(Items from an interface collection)
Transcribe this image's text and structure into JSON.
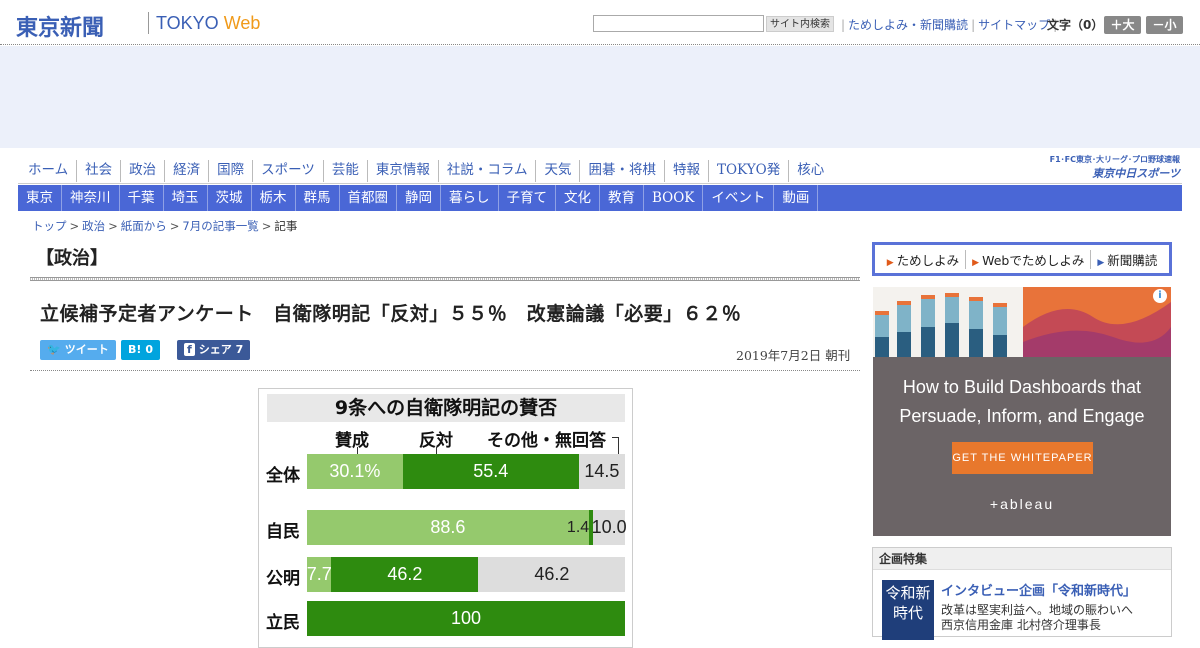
{
  "header": {
    "logo": "東京新聞",
    "logo_en_1": "TOKYO ",
    "logo_en_2": "Web",
    "search_button": "サイト内検索",
    "links": [
      "ためしよみ・新聞購読",
      "サイトマップ"
    ],
    "font_label": "文字（0）",
    "font_larger": "＋大",
    "font_smaller": "－小"
  },
  "nav_main": [
    "ホーム",
    "社会",
    "政治",
    "経済",
    "国際",
    "スポーツ",
    "芸能",
    "東京情報",
    "社説・コラム",
    "天気",
    "囲碁・将棋",
    "特報",
    "TOKYO発",
    "核心"
  ],
  "sports_logo": {
    "top": "F1･FC東京･大リーグ･プロ野球速報",
    "name": "東京中日スポーツ"
  },
  "nav_sub": [
    "東京",
    "神奈川",
    "千葉",
    "埼玉",
    "茨城",
    "栃木",
    "群馬",
    "首都圏",
    "静岡",
    "暮らし",
    "子育て",
    "文化",
    "教育",
    "BOOK",
    "イベント",
    "動画"
  ],
  "breadcrumb": [
    "トップ",
    "政治",
    "紙面から",
    "7月の記事一覧",
    "記事"
  ],
  "breadcrumb_sep": ">",
  "article": {
    "section": "【政治】",
    "headline": "立候補予定者アンケート　自衛隊明記「反対」５５％　改憲論議「必要」６２％",
    "date": "2019年7月2日 朝刊",
    "share": {
      "tweet": "ツイート",
      "hatena_icon": "B!",
      "hatena_count": "0",
      "fb_icon": "f",
      "fb_label": "シェア",
      "fb_count": "7"
    }
  },
  "figure": {
    "title": "9条への自衛隊明記の賛否",
    "legend": [
      "賛成",
      "反対",
      "その他・無回答"
    ],
    "rows": [
      {
        "label": "全体",
        "segments": [
          "30.1%",
          "55.4",
          "14.5"
        ]
      },
      {
        "label": "自民",
        "segments": [
          "88.6",
          "1.4",
          "10.0"
        ]
      },
      {
        "label": "公明",
        "segments": [
          "7.7",
          "46.2",
          "46.2"
        ]
      },
      {
        "label": "立民",
        "segments": [
          "100"
        ]
      }
    ]
  },
  "chart_data": {
    "type": "bar",
    "title": "9条への自衛隊明記の賛否",
    "categories": [
      "全体",
      "自民",
      "公明",
      "立民"
    ],
    "series": [
      {
        "name": "賛成",
        "values": [
          30.1,
          88.6,
          7.7,
          0
        ]
      },
      {
        "name": "反対",
        "values": [
          55.4,
          1.4,
          46.2,
          100
        ]
      },
      {
        "name": "その他・無回答",
        "values": [
          14.5,
          10.0,
          46.2,
          0
        ]
      }
    ],
    "stacked": true,
    "orientation": "horizontal",
    "colors": {
      "賛成": "#95c96d",
      "反対": "#2e8b0f",
      "その他・無回答": "#dddddd"
    }
  },
  "sidebar": {
    "links": [
      "ためしよみ",
      "Webでためしよみ",
      "新聞購読"
    ],
    "ad": {
      "headline": "How to Build Dashboards that Persuade, Inform, and Engage",
      "cta": "GET THE WHITEPAPER",
      "brand": "+ableau",
      "info_icon": "i"
    },
    "feature": {
      "header": "企画特集",
      "image_text": "令和新時代",
      "title": "インタビュー企画「令和新時代」",
      "subtitle_1": "改革は堅実利益へ。地域の賑わいへ",
      "subtitle_2": "西京信用金庫 北村啓介理事長"
    }
  },
  "colors": {
    "brand_blue": "#3a5fb5",
    "nav_bar": "#4a67d6",
    "ad_band": "#ecf0fa",
    "bar_light": "#95c96d",
    "bar_dark": "#2e8b0f",
    "bar_gray": "#dddddd"
  }
}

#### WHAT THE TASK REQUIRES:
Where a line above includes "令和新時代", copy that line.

#### EXERCISE ANSWER:
      "image_text": "令和新時代",
      "title": "インタビュー企画「令和新時代」",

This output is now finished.